Most cover crops are a fall affair. Planting seed like crimson clover or rye can be depressing because it means winter will soon sequester the barren land for three months.
Still, not all cover crops need the fall fixture for optimum growth. Buckwheat, also known as the “phosphorous pump”, is a beautiful and beneficial addition to a summer garden.
Buckwheat is unique in its ability to mine phosphorous from the soil into its roots. Buckwheat planted alongside phosphorous lovers like tomatoes can greatly increase the tomato’s propensity for fruit production. It’s also a phenomenal weed suppressor despite its hollow shoots.
Best of all, it attracts a wealth of pollinators and beneficial insects (especially aphid enemy, the lacewing) into the garden.
Here’s some more info on buckwheat and beneficials by gardening expert, Paul Allen Smith:
Buckwheat seed is cheap and prolific and can grow in even the most dismal of soils. Plan out how you want to spread the seed. You can either plant them between your rows of veggies or in a new empty garden plot in need of phosphorous. Simply broadcast the seed. Rake in gently, add water, and within a few days, the seeds will sprout.
Once buckwheat is a month old and flowering, go ahead and rototill or hand till back into the earth. This gives the area a nice green manure of phosphorous goodness. Plus, if buckwheat goes to seed, the gardener can be overwhelmed by the spread of buckwheat everywhere!

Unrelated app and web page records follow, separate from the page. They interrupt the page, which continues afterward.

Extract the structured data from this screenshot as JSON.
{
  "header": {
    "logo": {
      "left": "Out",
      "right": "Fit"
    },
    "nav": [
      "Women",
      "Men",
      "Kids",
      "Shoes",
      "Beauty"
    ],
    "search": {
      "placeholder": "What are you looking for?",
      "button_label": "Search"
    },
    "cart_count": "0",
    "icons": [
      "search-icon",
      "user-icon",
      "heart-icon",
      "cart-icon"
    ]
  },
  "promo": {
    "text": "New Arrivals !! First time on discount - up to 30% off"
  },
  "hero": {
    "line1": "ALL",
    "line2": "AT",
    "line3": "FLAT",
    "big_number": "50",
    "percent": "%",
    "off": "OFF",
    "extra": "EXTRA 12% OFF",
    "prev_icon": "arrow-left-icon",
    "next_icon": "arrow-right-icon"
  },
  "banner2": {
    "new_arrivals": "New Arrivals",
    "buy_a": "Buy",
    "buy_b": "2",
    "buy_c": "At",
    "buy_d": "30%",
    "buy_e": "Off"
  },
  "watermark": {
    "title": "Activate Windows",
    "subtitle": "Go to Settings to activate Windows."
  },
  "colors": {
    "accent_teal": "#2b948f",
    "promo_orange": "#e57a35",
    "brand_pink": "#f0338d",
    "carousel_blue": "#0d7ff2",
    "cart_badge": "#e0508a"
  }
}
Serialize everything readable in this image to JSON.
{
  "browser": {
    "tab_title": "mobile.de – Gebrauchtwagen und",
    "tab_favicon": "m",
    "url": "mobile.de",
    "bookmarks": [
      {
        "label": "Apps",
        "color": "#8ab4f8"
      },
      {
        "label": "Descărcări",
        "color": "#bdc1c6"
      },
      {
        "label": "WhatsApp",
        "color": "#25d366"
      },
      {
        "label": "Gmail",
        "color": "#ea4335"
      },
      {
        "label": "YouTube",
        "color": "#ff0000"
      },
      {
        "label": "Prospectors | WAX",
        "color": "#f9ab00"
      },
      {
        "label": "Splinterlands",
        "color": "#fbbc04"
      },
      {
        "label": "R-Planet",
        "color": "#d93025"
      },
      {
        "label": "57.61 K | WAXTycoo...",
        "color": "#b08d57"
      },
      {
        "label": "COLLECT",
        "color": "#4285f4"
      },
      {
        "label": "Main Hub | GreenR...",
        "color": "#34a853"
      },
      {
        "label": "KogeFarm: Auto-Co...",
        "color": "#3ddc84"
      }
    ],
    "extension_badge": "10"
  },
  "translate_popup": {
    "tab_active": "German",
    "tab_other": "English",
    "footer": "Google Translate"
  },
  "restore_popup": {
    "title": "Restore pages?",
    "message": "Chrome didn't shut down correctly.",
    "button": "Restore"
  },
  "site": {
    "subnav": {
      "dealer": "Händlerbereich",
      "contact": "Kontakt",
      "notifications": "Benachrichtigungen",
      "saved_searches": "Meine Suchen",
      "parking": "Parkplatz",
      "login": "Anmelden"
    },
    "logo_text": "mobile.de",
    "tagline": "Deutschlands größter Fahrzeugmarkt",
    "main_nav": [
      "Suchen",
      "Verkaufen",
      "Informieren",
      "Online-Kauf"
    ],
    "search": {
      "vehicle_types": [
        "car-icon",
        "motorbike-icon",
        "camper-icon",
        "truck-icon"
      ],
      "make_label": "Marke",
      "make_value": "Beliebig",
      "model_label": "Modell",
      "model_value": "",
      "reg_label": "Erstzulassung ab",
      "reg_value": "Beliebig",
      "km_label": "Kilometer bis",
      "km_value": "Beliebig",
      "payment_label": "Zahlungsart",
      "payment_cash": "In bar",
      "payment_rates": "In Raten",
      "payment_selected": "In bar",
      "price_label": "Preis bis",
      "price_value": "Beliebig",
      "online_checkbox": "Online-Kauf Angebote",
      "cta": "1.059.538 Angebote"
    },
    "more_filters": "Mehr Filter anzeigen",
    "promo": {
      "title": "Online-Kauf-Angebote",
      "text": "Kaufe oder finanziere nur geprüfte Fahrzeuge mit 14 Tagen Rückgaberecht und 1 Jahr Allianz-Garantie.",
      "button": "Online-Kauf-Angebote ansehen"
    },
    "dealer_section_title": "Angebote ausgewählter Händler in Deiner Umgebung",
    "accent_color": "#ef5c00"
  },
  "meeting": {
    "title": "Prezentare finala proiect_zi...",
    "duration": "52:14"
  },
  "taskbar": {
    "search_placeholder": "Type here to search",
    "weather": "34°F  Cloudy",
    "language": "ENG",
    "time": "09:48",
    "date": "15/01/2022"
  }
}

If the season is still warm, go ahead and plant another batch. And if you have a plot of just buckwheat, rototill the last batch during the fall, and then add your fall cover crops. The next season, you will have a plot full of both phosphorous and nitrogen rich properties. In fact, fertilizers can be kept to a minimum with this sort of green manure planning.